The retina is a layer of light-sensing cells that line the back of the eye. As light rays enter your eye, the retina converts the rays into signals that are sent through the optic nerve to your brain.

Certain systemic medications, which affect the entire body rather than one specific location, can sometimes affect the retina and lead to vision loss. If you are taking any of the medications below to treat other conditions, be sure to tell your eye doctor so that your eyes can be examined frequently to check for potential damage and vision loss. Other drugs not listed can also have ocular side effects.

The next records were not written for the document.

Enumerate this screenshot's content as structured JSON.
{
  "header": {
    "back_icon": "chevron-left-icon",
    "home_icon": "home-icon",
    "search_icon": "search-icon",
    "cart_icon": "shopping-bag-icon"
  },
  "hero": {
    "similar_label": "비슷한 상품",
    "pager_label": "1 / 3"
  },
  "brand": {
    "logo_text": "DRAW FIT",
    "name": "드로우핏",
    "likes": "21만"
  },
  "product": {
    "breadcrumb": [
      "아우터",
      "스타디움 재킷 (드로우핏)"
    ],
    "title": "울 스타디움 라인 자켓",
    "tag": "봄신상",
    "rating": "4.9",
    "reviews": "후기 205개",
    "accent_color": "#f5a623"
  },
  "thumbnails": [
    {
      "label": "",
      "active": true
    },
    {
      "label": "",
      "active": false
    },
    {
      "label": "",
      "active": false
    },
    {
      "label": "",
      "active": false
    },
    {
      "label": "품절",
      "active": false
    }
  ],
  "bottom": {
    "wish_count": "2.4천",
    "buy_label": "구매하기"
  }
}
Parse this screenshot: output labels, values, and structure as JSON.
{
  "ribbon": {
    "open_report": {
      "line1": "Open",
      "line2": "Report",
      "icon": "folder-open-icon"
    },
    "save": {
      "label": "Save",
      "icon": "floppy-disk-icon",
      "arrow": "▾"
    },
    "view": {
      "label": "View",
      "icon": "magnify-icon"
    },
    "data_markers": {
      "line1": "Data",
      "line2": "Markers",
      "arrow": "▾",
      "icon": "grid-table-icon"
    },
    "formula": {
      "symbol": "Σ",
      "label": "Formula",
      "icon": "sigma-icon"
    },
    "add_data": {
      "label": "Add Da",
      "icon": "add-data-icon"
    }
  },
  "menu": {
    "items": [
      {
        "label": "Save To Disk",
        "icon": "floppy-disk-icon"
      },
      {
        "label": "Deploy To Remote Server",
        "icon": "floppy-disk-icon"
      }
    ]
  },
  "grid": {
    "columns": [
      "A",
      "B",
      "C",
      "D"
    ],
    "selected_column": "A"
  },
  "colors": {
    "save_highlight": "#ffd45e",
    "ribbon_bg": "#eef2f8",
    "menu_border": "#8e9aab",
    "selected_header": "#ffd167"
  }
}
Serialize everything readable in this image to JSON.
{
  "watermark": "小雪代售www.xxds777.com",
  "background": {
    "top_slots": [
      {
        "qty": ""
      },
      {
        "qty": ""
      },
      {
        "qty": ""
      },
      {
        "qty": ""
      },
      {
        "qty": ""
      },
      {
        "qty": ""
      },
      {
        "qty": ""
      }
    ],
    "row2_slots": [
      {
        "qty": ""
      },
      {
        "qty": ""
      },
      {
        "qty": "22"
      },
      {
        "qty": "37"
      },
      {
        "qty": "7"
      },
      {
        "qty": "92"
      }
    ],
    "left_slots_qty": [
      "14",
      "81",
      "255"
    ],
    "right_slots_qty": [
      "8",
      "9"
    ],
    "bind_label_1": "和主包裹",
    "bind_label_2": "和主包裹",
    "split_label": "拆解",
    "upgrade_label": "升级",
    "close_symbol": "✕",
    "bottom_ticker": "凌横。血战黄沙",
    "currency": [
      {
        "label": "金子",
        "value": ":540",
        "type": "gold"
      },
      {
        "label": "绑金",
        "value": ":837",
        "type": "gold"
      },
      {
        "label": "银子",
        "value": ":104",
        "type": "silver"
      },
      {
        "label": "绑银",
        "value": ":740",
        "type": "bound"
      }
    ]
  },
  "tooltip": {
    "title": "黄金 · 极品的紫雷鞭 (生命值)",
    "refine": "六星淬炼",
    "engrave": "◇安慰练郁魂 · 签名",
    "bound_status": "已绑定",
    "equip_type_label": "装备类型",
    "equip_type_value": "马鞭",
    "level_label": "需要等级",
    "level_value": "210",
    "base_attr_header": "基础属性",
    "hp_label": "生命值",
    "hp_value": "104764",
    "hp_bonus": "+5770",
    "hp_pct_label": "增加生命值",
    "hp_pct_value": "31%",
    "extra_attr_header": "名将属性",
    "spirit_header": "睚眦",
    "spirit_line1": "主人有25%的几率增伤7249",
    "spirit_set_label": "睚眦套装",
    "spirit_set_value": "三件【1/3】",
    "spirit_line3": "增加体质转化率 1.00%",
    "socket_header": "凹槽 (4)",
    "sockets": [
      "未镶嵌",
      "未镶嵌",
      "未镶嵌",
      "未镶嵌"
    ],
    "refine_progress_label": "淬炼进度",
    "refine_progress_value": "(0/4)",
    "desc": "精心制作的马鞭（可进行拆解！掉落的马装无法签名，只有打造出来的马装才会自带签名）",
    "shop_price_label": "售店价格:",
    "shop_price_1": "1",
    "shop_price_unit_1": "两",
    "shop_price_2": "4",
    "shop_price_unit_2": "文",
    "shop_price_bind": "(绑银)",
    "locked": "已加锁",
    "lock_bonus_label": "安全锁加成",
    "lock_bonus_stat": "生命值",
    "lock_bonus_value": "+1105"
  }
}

• hydroxychloroquine, used in the treatment of lupus (also called systemic lupus erythematosus), rheumatoid arthritis, and malaria;

• niacin (also known as nicotinic acid or vitamin B3) used as both a vitamin supplement and a lipid-lowering agent;

• chlorpromazine (Thorazine) and thioridazine, used as antipsychotics;

• amitriptyline and imipramine, used to treat depression, sleep disorders, and neuropathic pain;

• tamoxifen, used in treating breast cancer; and,

• canthaxanthine, used as an artificial tanning agent, as well as for the treatment of vitiligo and other skin conditions.

If caught early, it is possible to prevent damage and perhaps even to reverse it, depending on the drug and on the particular case. It is not common for eyes to be damaged by these medications, so it is important to continue to take all medications that have been prescribed for you unless your doctor tells you to discontinue them.